“So if you keep up with this for storytelling, it also offers opportunities to add sponsored content and add new experiences for advertisers,” Hertzfeld said.
XR also helps producers stay on top of new technology and prepare for the future.
“I do think news organisations sometimes feel like they get burned when they do a heavy investment up front and then they’re scared to reinvest again,” Hertzfeld said. “It’s trial and error. There are some low-impact and low-investment ways to see what might work for your newsroom.”
Professor Chao-Chen Lin sees a big benefit of XR as its ability to truly immerse a consumer into a company’s content.
“Once you enter the VR world, you are immersed into the story,” Lin said. “So it’s a new way of reporting and this way can make your story more closely relatable and experienceable.”
The key to leveraging new technology is collaboration with everyone laser focused on the consumer.
“As journalists, our goal is to produce news content, so what kind of information, graphics, and dynamic content can we use to make content more attractive,” Lin said. “All this technology we can use to build our brands so our audiences know we can use technology like this.”
Tools to get started
Resources — especially hardware, software, and money — are a big consideration when embarking on a journey that embraces new technology.
Robert Hernandez is always looking at ways technology can help journalists do their jobs, especially from smaller, community driven media companies.
He wants to see companies start experimenting now so they can learn and fail before XR becomes mainstream. Hernandez’s journalism project at USC is called Jovernalism. They produce immersive non-fiction stories.
“It isn’t just limited to the classroom,” Hernandez said. “But it’s meant to inspire our industry on what can be done whether you have resources or not.”
There are many free apps companies can use to familiarise themselves, with XR whether through 360 video or images. Google Maps street view gives people a sense of 360 not meant for things in action but can capture immersive scenes. 360 video is not technically VR, but Hernandez says if this is how a company gets its start, it doesn’t matter.
“I don’t get to use my senses outside of sense of sight and sense of sound,” Hernandez said. “That said, I don’t care and neither does the consumer of this information.”
The cameras used to capture 360 video are also evolving in terms of quality and affordability. Hernandez’s students use the GoPro Max to shoot video documentaries. He also recommends Veer VR Editor to edit for 360 video.
Another great tool for the newsroom is “Thing Link” where journalists can add hotspots to 3D video and photos.
“You can embed this onto your Web site, like you can embed a video,” Hernandez said. “You can publish this on Facebook and it looks phenomenal on a tablet, on a mobile device, or a desktop.”
Hernandez reflected on a quote from futurist Brian Solis: “Disruption is either going to happen to you or because of you.”

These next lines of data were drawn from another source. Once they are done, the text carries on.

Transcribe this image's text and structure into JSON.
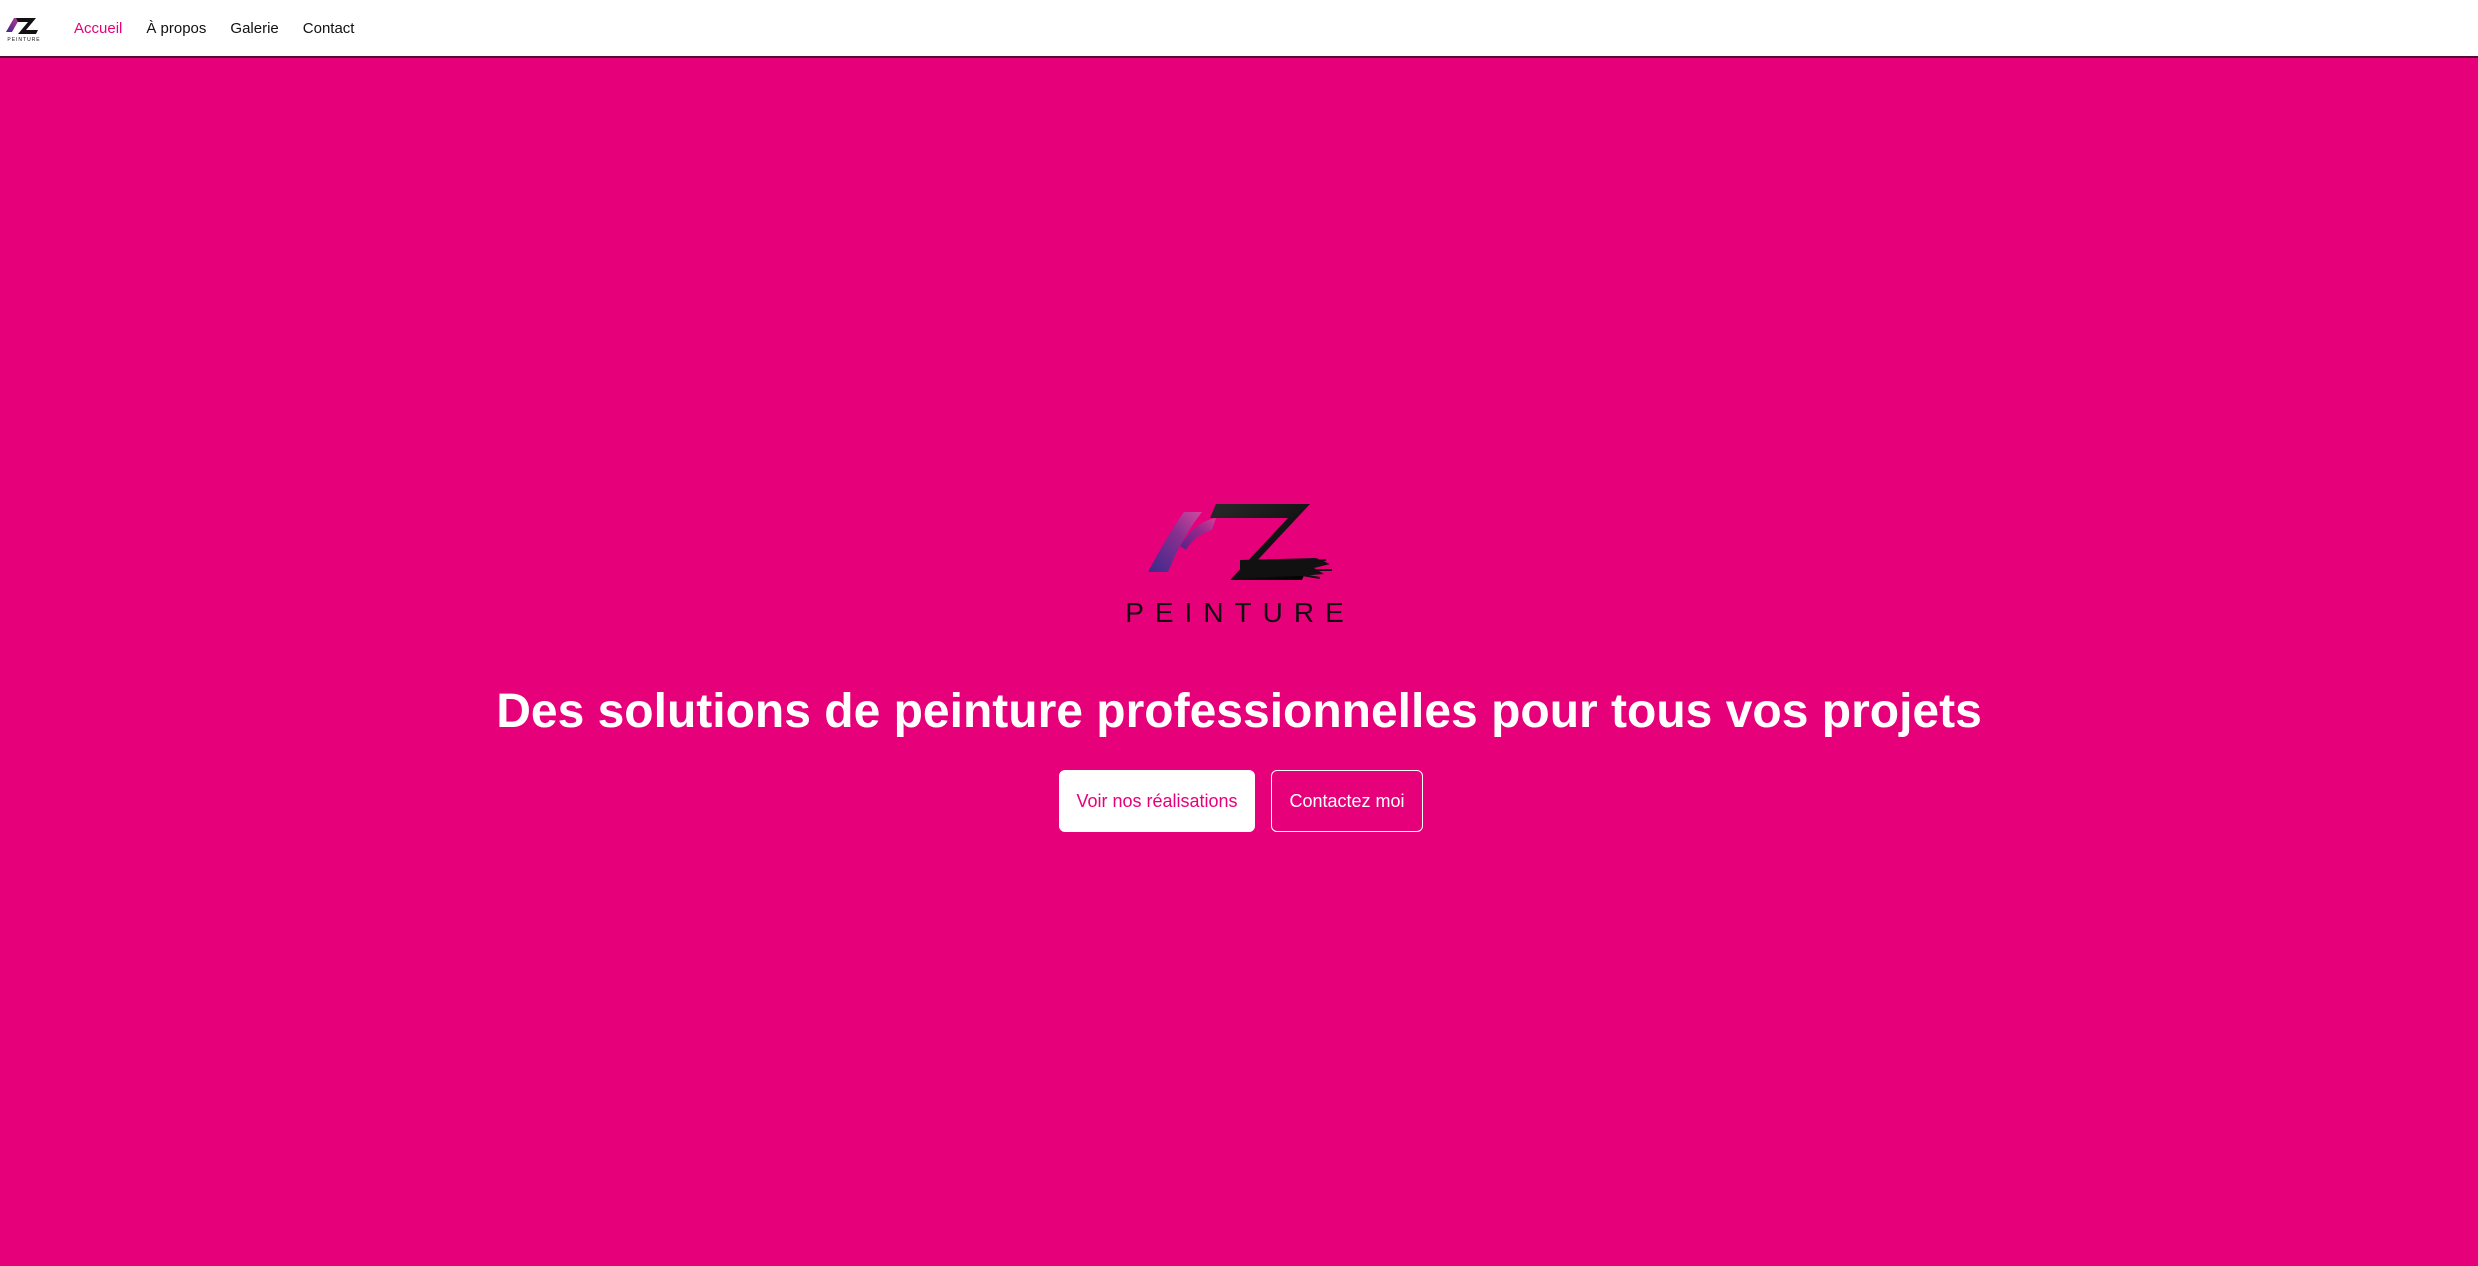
{
  "brand": {
    "logo_text": "PEINTURE"
  },
  "nav": {
    "items": [
      {
        "label": "Accueil",
        "active": true
      },
      {
        "label": "À propos",
        "active": false
      },
      {
        "label": "Galerie",
        "active": false
      },
      {
        "label": "Contact",
        "active": false
      }
    ]
  },
  "hero": {
    "title": "Des solutions de peinture professionnelles pour tous vos projets",
    "primary_button": "Voir nos réalisations",
    "secondary_button": "Contactez moi"
  },
  "colors": {
    "accent": "#e6007a",
    "nav_background": "#ffffff",
    "logo_dark": "#111111",
    "logo_purple": "#5b2a86"
  }
}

“One of those has better job security,” Hernandez said. “One of those makes you a leader in this field, while the other is going to have you be reactive and catching up. We need to be proactive in these spaces so we can define these new technologies and how they can serve our communities.”
Lin also wants to see media companies just get going.
“We learn by doing so you need to get some hands-on experience,” Lin said. “You need to open up your eyes to use these softwares.”
Just like in the United States,, Taiwan is most comfortable experimenting with 360 video and AR right now.
“When we talk about this we’re not talking about giving up traditional media, but how we use technologies to apply to news stories,” Lin said. “We should have certain criteria to decide when we use 360, when we use CGI, when we use AR, and we need to understand their pros and cons.”
One of the most compelling examples of AR that Lin used was from The Weather Channel where they used Augmented Reality to show how a hurricane’s flood waters could completely decimate a neighbourhood.
Lin sees this as a tool to use when media companies don’t have enough staff to send out in the field to cover a big event. Or, better yet, it’s a differentiator for media companies who can bring something new to natural disaster coverage.
“We can use AR or VR to give our audience, the viewers, a more in-depth understanding of what’s happening around the world,” Lin said. “We must understand this emerging technology is just something that is a supplement. It can help us to present the core content better and let our audience understand better.”